## Source data
=-=-=
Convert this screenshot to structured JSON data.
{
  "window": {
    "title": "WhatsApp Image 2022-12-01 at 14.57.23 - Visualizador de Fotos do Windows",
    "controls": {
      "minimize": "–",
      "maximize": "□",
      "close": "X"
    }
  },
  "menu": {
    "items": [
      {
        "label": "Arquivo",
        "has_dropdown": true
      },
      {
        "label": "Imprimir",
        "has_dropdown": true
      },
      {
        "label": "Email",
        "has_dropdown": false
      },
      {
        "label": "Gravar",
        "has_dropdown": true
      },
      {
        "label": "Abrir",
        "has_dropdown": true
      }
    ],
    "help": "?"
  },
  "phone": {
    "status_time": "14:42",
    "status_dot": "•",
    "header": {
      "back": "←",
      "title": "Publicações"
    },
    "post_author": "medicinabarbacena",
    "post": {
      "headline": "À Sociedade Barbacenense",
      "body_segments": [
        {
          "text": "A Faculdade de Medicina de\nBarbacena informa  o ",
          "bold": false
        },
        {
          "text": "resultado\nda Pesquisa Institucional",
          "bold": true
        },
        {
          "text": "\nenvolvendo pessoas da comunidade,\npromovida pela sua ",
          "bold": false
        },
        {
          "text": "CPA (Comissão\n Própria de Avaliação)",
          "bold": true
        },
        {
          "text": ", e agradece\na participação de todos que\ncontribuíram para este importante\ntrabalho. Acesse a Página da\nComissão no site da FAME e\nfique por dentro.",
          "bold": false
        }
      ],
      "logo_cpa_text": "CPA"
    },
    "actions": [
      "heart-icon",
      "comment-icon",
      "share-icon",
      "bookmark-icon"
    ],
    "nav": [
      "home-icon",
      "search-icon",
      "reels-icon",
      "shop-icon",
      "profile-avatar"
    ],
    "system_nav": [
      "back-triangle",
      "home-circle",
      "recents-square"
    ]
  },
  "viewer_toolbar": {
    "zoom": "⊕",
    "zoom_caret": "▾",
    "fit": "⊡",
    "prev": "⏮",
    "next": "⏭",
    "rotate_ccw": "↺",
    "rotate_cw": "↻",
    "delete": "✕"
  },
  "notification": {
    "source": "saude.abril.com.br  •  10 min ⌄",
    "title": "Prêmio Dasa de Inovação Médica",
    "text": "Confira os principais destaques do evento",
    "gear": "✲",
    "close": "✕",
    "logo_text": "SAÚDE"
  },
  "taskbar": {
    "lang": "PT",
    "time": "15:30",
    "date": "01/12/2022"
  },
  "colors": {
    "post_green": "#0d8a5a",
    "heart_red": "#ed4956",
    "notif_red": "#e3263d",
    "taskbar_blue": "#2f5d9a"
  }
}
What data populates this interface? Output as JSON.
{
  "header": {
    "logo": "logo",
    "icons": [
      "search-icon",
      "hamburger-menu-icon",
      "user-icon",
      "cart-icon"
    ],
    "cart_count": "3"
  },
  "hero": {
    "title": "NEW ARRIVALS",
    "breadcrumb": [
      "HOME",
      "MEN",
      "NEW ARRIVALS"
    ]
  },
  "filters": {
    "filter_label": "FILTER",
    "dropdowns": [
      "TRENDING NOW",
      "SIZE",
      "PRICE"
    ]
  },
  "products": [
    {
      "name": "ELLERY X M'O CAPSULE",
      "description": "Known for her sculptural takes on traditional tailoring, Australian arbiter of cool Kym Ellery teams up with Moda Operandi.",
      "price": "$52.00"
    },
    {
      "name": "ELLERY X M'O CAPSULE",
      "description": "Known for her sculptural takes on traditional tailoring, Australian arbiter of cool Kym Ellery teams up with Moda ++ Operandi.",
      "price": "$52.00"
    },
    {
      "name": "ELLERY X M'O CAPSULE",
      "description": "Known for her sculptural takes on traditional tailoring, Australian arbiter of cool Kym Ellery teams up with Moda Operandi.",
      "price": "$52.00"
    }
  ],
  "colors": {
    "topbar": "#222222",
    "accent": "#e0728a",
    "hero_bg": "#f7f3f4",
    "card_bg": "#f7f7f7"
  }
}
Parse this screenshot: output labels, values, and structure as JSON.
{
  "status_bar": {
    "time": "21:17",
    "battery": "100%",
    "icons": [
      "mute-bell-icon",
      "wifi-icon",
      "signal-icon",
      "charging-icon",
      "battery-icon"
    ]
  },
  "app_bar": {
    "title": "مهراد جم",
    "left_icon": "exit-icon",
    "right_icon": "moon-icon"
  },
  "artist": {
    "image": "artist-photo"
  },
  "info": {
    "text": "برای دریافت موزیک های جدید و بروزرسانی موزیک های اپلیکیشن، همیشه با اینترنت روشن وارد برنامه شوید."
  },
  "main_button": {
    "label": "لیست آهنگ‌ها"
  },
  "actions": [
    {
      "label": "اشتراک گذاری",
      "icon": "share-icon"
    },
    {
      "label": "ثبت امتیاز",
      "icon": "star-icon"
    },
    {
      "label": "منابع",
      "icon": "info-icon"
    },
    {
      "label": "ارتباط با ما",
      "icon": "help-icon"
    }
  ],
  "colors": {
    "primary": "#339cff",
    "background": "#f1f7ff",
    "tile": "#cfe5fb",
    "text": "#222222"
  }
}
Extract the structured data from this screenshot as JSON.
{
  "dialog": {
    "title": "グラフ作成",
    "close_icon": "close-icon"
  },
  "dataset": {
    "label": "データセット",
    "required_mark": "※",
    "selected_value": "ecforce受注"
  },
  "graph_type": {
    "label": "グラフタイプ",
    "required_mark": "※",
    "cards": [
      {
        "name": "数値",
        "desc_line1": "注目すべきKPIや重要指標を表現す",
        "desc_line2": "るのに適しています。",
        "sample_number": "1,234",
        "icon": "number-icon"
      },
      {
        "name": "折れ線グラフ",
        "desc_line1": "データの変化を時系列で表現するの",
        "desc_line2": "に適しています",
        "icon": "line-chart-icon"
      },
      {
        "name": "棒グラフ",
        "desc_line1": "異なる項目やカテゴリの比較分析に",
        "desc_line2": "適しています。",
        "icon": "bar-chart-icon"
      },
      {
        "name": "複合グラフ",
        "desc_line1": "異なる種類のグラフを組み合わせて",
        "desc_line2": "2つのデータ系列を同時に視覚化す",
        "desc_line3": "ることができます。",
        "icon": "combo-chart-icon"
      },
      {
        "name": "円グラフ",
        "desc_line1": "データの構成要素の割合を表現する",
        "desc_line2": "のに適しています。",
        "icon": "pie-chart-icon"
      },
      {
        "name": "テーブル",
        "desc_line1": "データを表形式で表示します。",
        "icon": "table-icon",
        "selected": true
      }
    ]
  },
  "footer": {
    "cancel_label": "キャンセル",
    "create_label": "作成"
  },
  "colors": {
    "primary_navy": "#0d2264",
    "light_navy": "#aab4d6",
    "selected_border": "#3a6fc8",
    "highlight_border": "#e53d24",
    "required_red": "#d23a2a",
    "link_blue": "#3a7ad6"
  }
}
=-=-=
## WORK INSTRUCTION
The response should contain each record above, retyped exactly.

## FINISHED TASK
Convert this screenshot to structured JSON data.
{
  "window": {
    "title": "WhatsApp Image 2022-12-01 at 14.57.23 - Visualizador de Fotos do Windows",
    "controls": {
      "minimize": "–",
      "maximize": "□",
      "close": "X"
    }
  },
  "menu": {
    "items": [
      {
        "label": "Arquivo",
        "has_dropdown": true
      },
      {
        "label": "Imprimir",
        "has_dropdown": true
      },
      {
        "label": "Email",
        "has_dropdown": false
      },
      {
        "label": "Gravar",
        "has_dropdown": true
      },
      {
        "label": "Abrir",
        "has_dropdown": true
      }
    ],
    "help": "?"
  },
  "phone": {
    "status_time": "14:42",
    "status_dot": "•",
    "header": {
      "back": "←",
      "title": "Publicações"
    },
    "post_author": "medicinabarbacena",
    "post": {
      "headline": "À Sociedade Barbacenense",
      "body_segments": [
        {
          "text": "A Faculdade de Medicina de\nBarbacena informa  o ",
          "bold": false
        },
        {
          "text": "resultado\nda Pesquisa Institucional",
          "bold": true
        },
        {
          "text": "\nenvolvendo pessoas da comunidade,\npromovida pela sua ",
          "bold": false
        },
        {
          "text": "CPA (Comissão\n Própria de Avaliação)",
          "bold": true
        },
        {
          "text": ", e agradece\na participação de todos que\ncontribuíram para este importante\ntrabalho. Acesse a Página da\nComissão no site da FAME e\nfique por dentro.",
          "bold": false
        }
      ],
      "logo_cpa_text": "CPA"
    },
    "actions": [
      "heart-icon",
      "comment-icon",
      "share-icon",
      "bookmark-icon"
    ],
    "nav": [
      "home-icon",
      "search-icon",
      "reels-icon",
      "shop-icon",
      "profile-avatar"
    ],
    "system_nav": [
      "back-triangle",
      "home-circle",
      "recents-square"
    ]
  },
  "viewer_toolbar": {
    "zoom": "⊕",
    "zoom_caret": "▾",
    "fit": "⊡",
    "prev": "⏮",
    "next": "⏭",
    "rotate_ccw": "↺",
    "rotate_cw": "↻",
    "delete": "✕"
  },
  "notification": {
    "source": "saude.abril.com.br  •  10 min ⌄",
    "title": "Prêmio Dasa de Inovação Médica",
    "text": "Confira os principais destaques do evento",
    "gear": "✲",
    "close": "✕",
    "logo_text": "SAÚDE"
  },
  "taskbar": {
    "lang": "PT",
    "time": "15:30",
    "date": "01/12/2022"
  },
  "colors": {
    "post_green": "#0d8a5a",
    "heart_red": "#ed4956",
    "notif_red": "#e3263d",
    "taskbar_blue": "#2f5d9a"
  }
}
What data populates this interface? Output as JSON.
{
  "header": {
    "logo": "logo",
    "icons": [
      "search-icon",
      "hamburger-menu-icon",
      "user-icon",
      "cart-icon"
    ],
    "cart_count": "3"
  },
  "hero": {
    "title": "NEW ARRIVALS",
    "breadcrumb": [
      "HOME",
      "MEN",
      "NEW ARRIVALS"
    ]
  },
  "filters": {
    "filter_label": "FILTER",
    "dropdowns": [
      "TRENDING NOW",
      "SIZE",
      "PRICE"
    ]
  },
  "products": [
    {
      "name": "ELLERY X M'O CAPSULE",
      "description": "Known for her sculptural takes on traditional tailoring, Australian arbiter of cool Kym Ellery teams up with Moda Operandi.",
      "price": "$52.00"
    },
    {
      "name": "ELLERY X M'O CAPSULE",
      "description": "Known for her sculptural takes on traditional tailoring, Australian arbiter of cool Kym Ellery teams up with Moda ++ Operandi.",
      "price": "$52.00"
    },
    {
      "name": "ELLERY X M'O CAPSULE",
      "description": "Known for her sculptural takes on traditional tailoring, Australian arbiter of cool Kym Ellery teams up with Moda Operandi.",
      "price": "$52.00"
    }
  ],
  "colors": {
    "topbar": "#222222",
    "accent": "#e0728a",
    "hero_bg": "#f7f3f4",
    "card_bg": "#f7f7f7"
  }
}
Parse this screenshot: output labels, values, and structure as JSON.
{
  "status_bar": {
    "time": "21:17",
    "battery": "100%",
    "icons": [
      "mute-bell-icon",
      "wifi-icon",
      "signal-icon",
      "charging-icon",
      "battery-icon"
    ]
  },
  "app_bar": {
    "title": "مهراد جم",
    "left_icon": "exit-icon",
    "right_icon": "moon-icon"
  },
  "artist": {
    "image": "artist-photo"
  },
  "info": {
    "text": "برای دریافت موزیک های جدید و بروزرسانی موزیک های اپلیکیشن، همیشه با اینترنت روشن وارد برنامه شوید."
  },
  "main_button": {
    "label": "لیست آهنگ‌ها"
  },
  "actions": [
    {
      "label": "اشتراک گذاری",
      "icon": "share-icon"
    },
    {
      "label": "ثبت امتیاز",
      "icon": "star-icon"
    },
    {
      "label": "منابع",
      "icon": "info-icon"
    },
    {
      "label": "ارتباط با ما",
      "icon": "help-icon"
    }
  ],
  "colors": {
    "primary": "#339cff",
    "background": "#f1f7ff",
    "tile": "#cfe5fb",
    "text": "#222222"
  }
}
Extract the structured data from this screenshot as JSON.
{
  "dialog": {
    "title": "グラフ作成",
    "close_icon": "close-icon"
  },
  "dataset": {
    "label": "データセット",
    "required_mark": "※",
    "selected_value": "ecforce受注"
  },
  "graph_type": {
    "label": "グラフタイプ",
    "required_mark": "※",
    "cards": [
      {
        "name": "数値",
        "desc_line1": "注目すべきKPIや重要指標を表現す",
        "desc_line2": "るのに適しています。",
        "sample_number": "1,234",
        "icon": "number-icon"
      },
      {
        "name": "折れ線グラフ",
        "desc_line1": "データの変化を時系列で表現するの",
        "desc_line2": "に適しています",
        "icon": "line-chart-icon"
      },
      {
        "name": "棒グラフ",
        "desc_line1": "異なる項目やカテゴリの比較分析に",
        "desc_line2": "適しています。",
        "icon": "bar-chart-icon"
      },
      {
        "name": "複合グラフ",
        "desc_line1": "異なる種類のグラフを組み合わせて",
        "desc_line2": "2つのデータ系列を同時に視覚化す",
        "desc_line3": "ることができます。",
        "icon": "combo-chart-icon"
      },
      {
        "name": "円グラフ",
        "desc_line1": "データの構成要素の割合を表現する",
        "desc_line2": "のに適しています。",
        "icon": "pie-chart-icon"
      },
      {
        "name": "テーブル",
        "desc_line1": "データを表形式で表示します。",
        "icon": "table-icon",
        "selected": true
      }
    ]
  },
  "footer": {
    "cancel_label": "キャンセル",
    "create_label": "作成"
  },
  "colors": {
    "primary_navy": "#0d2264",
    "light_navy": "#aab4d6",
    "selected_border": "#3a6fc8",
    "highlight_border": "#e53d24",
    "required_red": "#d23a2a",
    "link_blue": "#3a7ad6"
  }
}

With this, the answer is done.